Grounded Theory or GT is a form of qualitative research which is more like a descriptive methodology rather than what the advocates of quantitative research described as the more accurate and scientific method of research using numbers as precise, systematic indicators. Grounded Theory as a qualitative form of research has many benefits and the results obtained in using GT can likewise be considered as equally valid or legitimate just like quantitative methods. Grounded Theory offers flexibility not possible with numbers alone (Charmaz, 2000, p. 510).
Charmaz had posited the idea that Grounded Theory is superior when used or utilized in the conduct of social science research that basically involves people. Many areas of academic disciplines for inquiry include economics, politics, demography, sociology, history, law, and linguistics. Social science studies human behaviors, the individuals in a society, and relationships of these individuals among themselves and to the larger society. As such, it is considered that the use of numbers alone (qualitative research methodology) is not sufficient to describe people.
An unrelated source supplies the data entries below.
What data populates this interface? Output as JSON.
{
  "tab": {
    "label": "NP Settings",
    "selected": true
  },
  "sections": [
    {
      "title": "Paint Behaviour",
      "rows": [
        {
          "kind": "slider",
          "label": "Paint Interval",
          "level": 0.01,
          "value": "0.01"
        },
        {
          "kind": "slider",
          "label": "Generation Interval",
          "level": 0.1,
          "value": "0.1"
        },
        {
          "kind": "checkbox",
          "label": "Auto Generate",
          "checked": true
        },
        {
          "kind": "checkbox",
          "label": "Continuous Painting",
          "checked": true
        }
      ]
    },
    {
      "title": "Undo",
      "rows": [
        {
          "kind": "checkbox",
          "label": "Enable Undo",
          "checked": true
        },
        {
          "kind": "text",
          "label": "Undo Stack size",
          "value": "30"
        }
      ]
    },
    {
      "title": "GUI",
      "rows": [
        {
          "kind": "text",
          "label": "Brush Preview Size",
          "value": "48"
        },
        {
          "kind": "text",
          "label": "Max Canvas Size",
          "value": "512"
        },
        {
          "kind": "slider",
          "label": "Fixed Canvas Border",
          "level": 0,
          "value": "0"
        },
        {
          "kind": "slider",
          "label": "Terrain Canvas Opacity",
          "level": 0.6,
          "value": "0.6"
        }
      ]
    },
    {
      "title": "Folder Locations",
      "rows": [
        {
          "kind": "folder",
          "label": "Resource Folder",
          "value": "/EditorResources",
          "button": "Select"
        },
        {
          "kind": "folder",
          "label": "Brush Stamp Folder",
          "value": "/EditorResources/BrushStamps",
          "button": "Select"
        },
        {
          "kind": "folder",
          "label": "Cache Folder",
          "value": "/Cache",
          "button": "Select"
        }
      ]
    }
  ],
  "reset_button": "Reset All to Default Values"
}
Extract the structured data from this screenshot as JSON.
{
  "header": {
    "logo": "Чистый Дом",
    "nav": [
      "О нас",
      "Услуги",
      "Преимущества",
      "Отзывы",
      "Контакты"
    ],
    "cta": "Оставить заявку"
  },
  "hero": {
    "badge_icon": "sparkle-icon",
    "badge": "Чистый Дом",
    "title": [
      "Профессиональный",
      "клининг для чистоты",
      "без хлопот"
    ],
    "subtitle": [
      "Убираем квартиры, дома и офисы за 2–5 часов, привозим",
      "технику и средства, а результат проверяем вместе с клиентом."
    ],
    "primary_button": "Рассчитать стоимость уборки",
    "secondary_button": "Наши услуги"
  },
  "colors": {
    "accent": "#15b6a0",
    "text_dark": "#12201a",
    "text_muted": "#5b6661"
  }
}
Grounded Theory as an emergent method for conducting social research inquiries offers benefits not available with quantitative research alone. GT offers the richness of nuances that are observed when watching people, how they behave, and what their likely actions will be in future situations or events. GT as an emergent method begins with the empirical world and builds up an understanding of it as events unfold and knowledge accrues or accumulates through inductive reasoning (Charmaz, 2008, p. 155). The use of GT therefore affords the advantages of flexibility for social scientists to study their research problems in unanticipated ways and newer directions than would otherwise be possible if they used quantitative research